Exercise instructions:
Gather every line below where "name" appears.

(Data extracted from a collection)
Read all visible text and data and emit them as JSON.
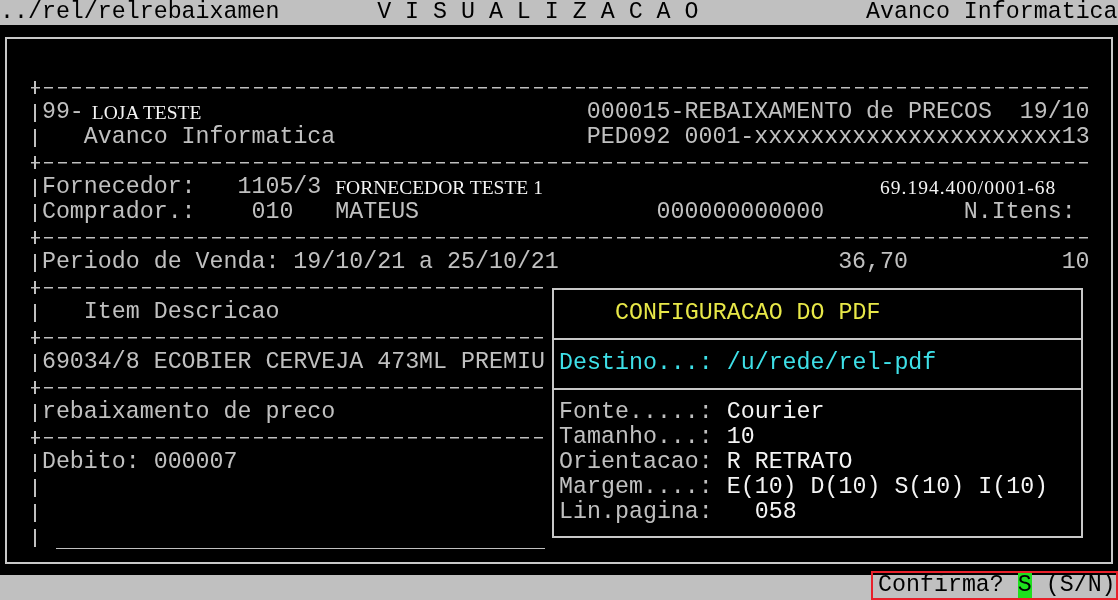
{
  "title_bar": {
    "path": "../rel/relrebaixamen",
    "title": "V I S U A L I Z A C A O",
    "company": "Avanco Informatica"
  },
  "report": {
    "store": {
      "code": "99-",
      "name": "LOJA TESTE"
    },
    "report_title": "000015-REBAIXAMENTO de PRECOS",
    "date": "19/10",
    "company": "Avanco Informatica",
    "order": "PED092 0001-xxxxxxxxxxxxxxxxxxxxxx13",
    "supplier": {
      "label": "Fornecedor:",
      "code": "1105/3",
      "name": "FORNECEDOR TESTE 1",
      "tax_id": "69.194.400/0001-68"
    },
    "buyer": {
      "label": "Comprador.:",
      "code": "010",
      "name": "MATEUS",
      "number": "000000000000",
      "items_label": "N.Itens:"
    },
    "period": {
      "label": "Periodo de Venda:",
      "dates": "19/10/21 a 25/10/21",
      "amount": "36,70",
      "items": "10"
    },
    "column_header": "Item Descricao",
    "item_line": "69034/8 ECOBIER CERVEJA 473ML PREMIU",
    "note": "rebaixamento de preco",
    "debit": {
      "label": "Debito:",
      "value": "000007"
    }
  },
  "pdf_dialog": {
    "title": "CONFIGURACAO DO PDF",
    "destination": {
      "label": "Destino...:",
      "value": "/u/rede/rel-pdf"
    },
    "fields": [
      {
        "kind": "text",
        "label": "Fonte.....:",
        "value": "Courier"
      },
      {
        "kind": "text",
        "label": "Tamanho...:",
        "value": "10"
      },
      {
        "kind": "text",
        "label": "Orientacao:",
        "value": "R RETRATO"
      },
      {
        "kind": "text",
        "label": "Margem....:",
        "value": "E(10) D(10) S(10) I(10)"
      },
      {
        "kind": "counter",
        "label": "Lin.pagina:",
        "value": "058"
      }
    ]
  },
  "status_bar": {
    "prompt": "Confirma?",
    "answer": "S",
    "options": "(S/N)",
    "highlighted": true
  }
}
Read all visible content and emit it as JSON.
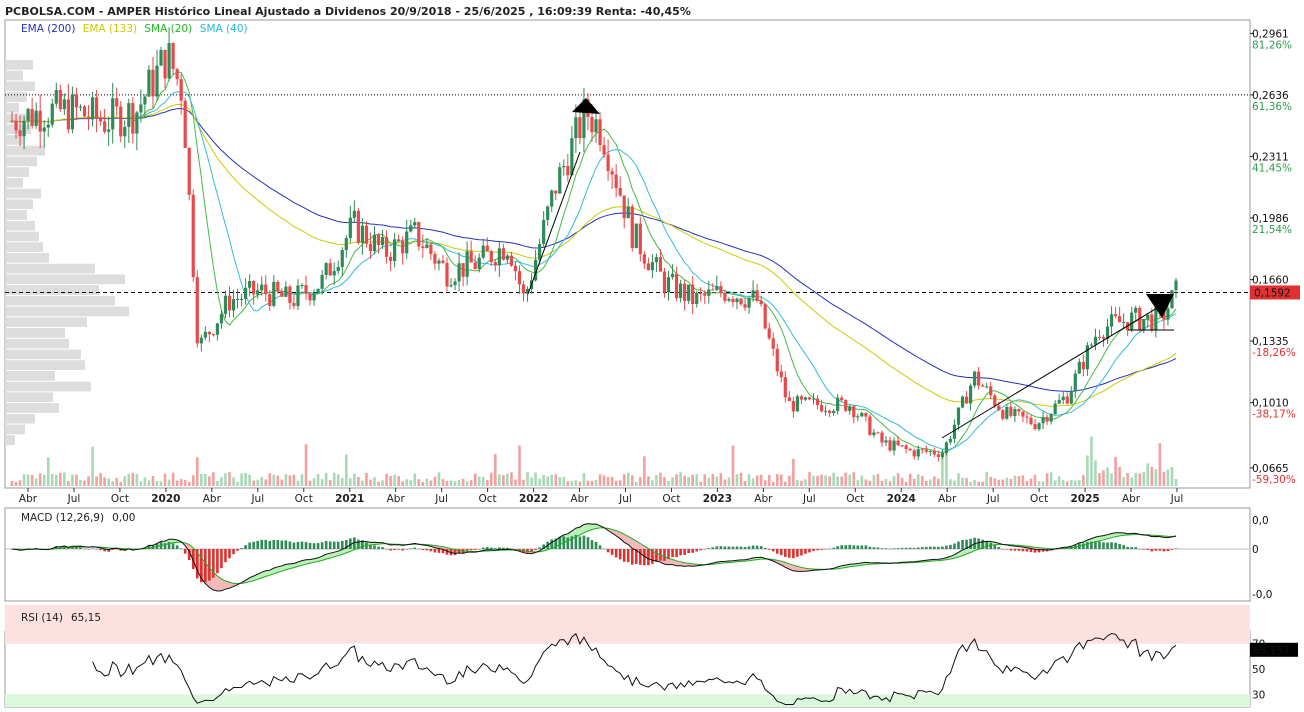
{
  "header": {
    "title": "PCBOLSA.COM - AMPER Histórico Lineal Ajustado a Dividenos 20/9/2018 - 25/6/2025 , 16:09:39 Renta: -40,45%"
  },
  "legend": [
    {
      "label": "EMA (200)",
      "color": "#2233bb"
    },
    {
      "label": "EMA (133)",
      "color": "#cccc00"
    },
    {
      "label": "SMA (20)",
      "color": "#22bb22"
    },
    {
      "label": "SMA (40)",
      "color": "#22bbdd"
    }
  ],
  "colors": {
    "up": "#2e8b57",
    "down": "#e8494a",
    "ema200": "#2233bb",
    "ema133": "#cccc00",
    "sma20": "#44bb44",
    "sma40": "#33bbdd",
    "volume_profile": "#dddddd",
    "macd_up": "#2e8b57",
    "macd_down": "#e03030",
    "rsi_over": "#fde0e0",
    "rsi_under": "#dcf8dc"
  },
  "price_axis": {
    "ticks": [
      {
        "value": 0.2961,
        "label": "0,2961",
        "pct": "81,26%",
        "pct_color": "#2e9e4e"
      },
      {
        "value": 0.2636,
        "label": "0,2636",
        "pct": "61,36%",
        "pct_color": "#2e9e4e"
      },
      {
        "value": 0.2311,
        "label": "0,2311",
        "pct": "41,45%",
        "pct_color": "#2e9e4e"
      },
      {
        "value": 0.1986,
        "label": "0,1986",
        "pct": "21,54%",
        "pct_color": "#2e9e4e"
      },
      {
        "value": 0.166,
        "label": "0,1660",
        "pct": "1,64%",
        "pct_color": "#2e9e4e"
      },
      {
        "value": 0.1335,
        "label": "0,1335",
        "pct": "-18,26%",
        "pct_color": "#e03030"
      },
      {
        "value": 0.101,
        "label": "0,1010",
        "pct": "-38,17%",
        "pct_color": "#e03030"
      },
      {
        "value": 0.0665,
        "label": "0,0665",
        "pct": "-59,30%",
        "pct_color": "#e03030"
      }
    ],
    "current_label": "0,1592",
    "current_value": 0.1592,
    "current_color": "#e03030",
    "reference_value": 0.2636
  },
  "time_axis": {
    "ticks": [
      {
        "label": "Abr",
        "bold": false
      },
      {
        "label": "Jul",
        "bold": false
      },
      {
        "label": "Oct",
        "bold": false
      },
      {
        "label": "2020",
        "bold": true
      },
      {
        "label": "Abr",
        "bold": false
      },
      {
        "label": "Jul",
        "bold": false
      },
      {
        "label": "Oct",
        "bold": false
      },
      {
        "label": "2021",
        "bold": true
      },
      {
        "label": "Abr",
        "bold": false
      },
      {
        "label": "Jul",
        "bold": false
      },
      {
        "label": "Oct",
        "bold": false
      },
      {
        "label": "2022",
        "bold": true
      },
      {
        "label": "Abr",
        "bold": false
      },
      {
        "label": "Jul",
        "bold": false
      },
      {
        "label": "Oct",
        "bold": false
      },
      {
        "label": "2023",
        "bold": true
      },
      {
        "label": "Abr",
        "bold": false
      },
      {
        "label": "Jul",
        "bold": false
      },
      {
        "label": "Oct",
        "bold": false
      },
      {
        "label": "2024",
        "bold": true
      },
      {
        "label": "Abr",
        "bold": false
      },
      {
        "label": "Jul",
        "bold": false
      },
      {
        "label": "Oct",
        "bold": false
      },
      {
        "label": "2025",
        "bold": true
      },
      {
        "label": "Abr",
        "bold": false
      },
      {
        "label": "Jul",
        "bold": false
      }
    ]
  },
  "chart_data": {
    "type": "candlestick",
    "title": "AMPER Histórico Lineal Ajustado a Dividenos 20/9/2018 - 25/6/2025",
    "x_start": "2019-03",
    "x_end": "2025-06",
    "ylim": [
      0.058,
      0.3
    ],
    "close_series": [
      {
        "date": "2019-03",
        "value": 0.25
      },
      {
        "date": "2019-05",
        "value": 0.255
      },
      {
        "date": "2019-07",
        "value": 0.255
      },
      {
        "date": "2019-09",
        "value": 0.25
      },
      {
        "date": "2019-11",
        "value": 0.255
      },
      {
        "date": "2020-01",
        "value": 0.285
      },
      {
        "date": "2020-02",
        "value": 0.265
      },
      {
        "date": "2020-03",
        "value": 0.13
      },
      {
        "date": "2020-05",
        "value": 0.155
      },
      {
        "date": "2020-07",
        "value": 0.16
      },
      {
        "date": "2020-09",
        "value": 0.155
      },
      {
        "date": "2020-11",
        "value": 0.165
      },
      {
        "date": "2021-01",
        "value": 0.195
      },
      {
        "date": "2021-03",
        "value": 0.18
      },
      {
        "date": "2021-05",
        "value": 0.19
      },
      {
        "date": "2021-07",
        "value": 0.17
      },
      {
        "date": "2021-09",
        "value": 0.175
      },
      {
        "date": "2021-11",
        "value": 0.185
      },
      {
        "date": "2021-12",
        "value": 0.155
      },
      {
        "date": "2022-02",
        "value": 0.215
      },
      {
        "date": "2022-04",
        "value": 0.255
      },
      {
        "date": "2022-05",
        "value": 0.245
      },
      {
        "date": "2022-07",
        "value": 0.19
      },
      {
        "date": "2022-09",
        "value": 0.165
      },
      {
        "date": "2022-11",
        "value": 0.155
      },
      {
        "date": "2023-01",
        "value": 0.16
      },
      {
        "date": "2023-03",
        "value": 0.155
      },
      {
        "date": "2023-05",
        "value": 0.1
      },
      {
        "date": "2023-07",
        "value": 0.1
      },
      {
        "date": "2023-09",
        "value": 0.1
      },
      {
        "date": "2023-11",
        "value": 0.08
      },
      {
        "date": "2024-01",
        "value": 0.075
      },
      {
        "date": "2024-03",
        "value": 0.075
      },
      {
        "date": "2024-05",
        "value": 0.115
      },
      {
        "date": "2024-07",
        "value": 0.095
      },
      {
        "date": "2024-09",
        "value": 0.09
      },
      {
        "date": "2024-11",
        "value": 0.105
      },
      {
        "date": "2025-01",
        "value": 0.14
      },
      {
        "date": "2025-03",
        "value": 0.145
      },
      {
        "date": "2025-05",
        "value": 0.145
      },
      {
        "date": "2025-06",
        "value": 0.1592
      }
    ],
    "indicators": [
      "EMA (200)",
      "EMA (133)",
      "SMA (20)",
      "SMA (40)"
    ]
  },
  "macd": {
    "title": "MACD (12,26,9)",
    "value": "0,00",
    "ticks": [
      {
        "value": 0.0,
        "label": "0,0",
        "color": "#e03030",
        "pos": "top"
      },
      {
        "value": 0,
        "label": "0",
        "color": "#111111",
        "pos": "mid"
      },
      {
        "value": -0.0,
        "label": "-0,0",
        "color": "#2e9e4e",
        "pos": "bottom"
      }
    ]
  },
  "rsi": {
    "title": "RSI (14)",
    "value": "65,15",
    "current_label": "65,157",
    "ticks": [
      {
        "value": 70,
        "label": "70"
      },
      {
        "value": 50,
        "label": "50"
      },
      {
        "value": 30,
        "label": "30"
      }
    ]
  }
}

Response for this exercise:
      "name": "LOJA TESTE"
      "name": "FORNECEDOR TESTE 1",
      "name": "MATEUS",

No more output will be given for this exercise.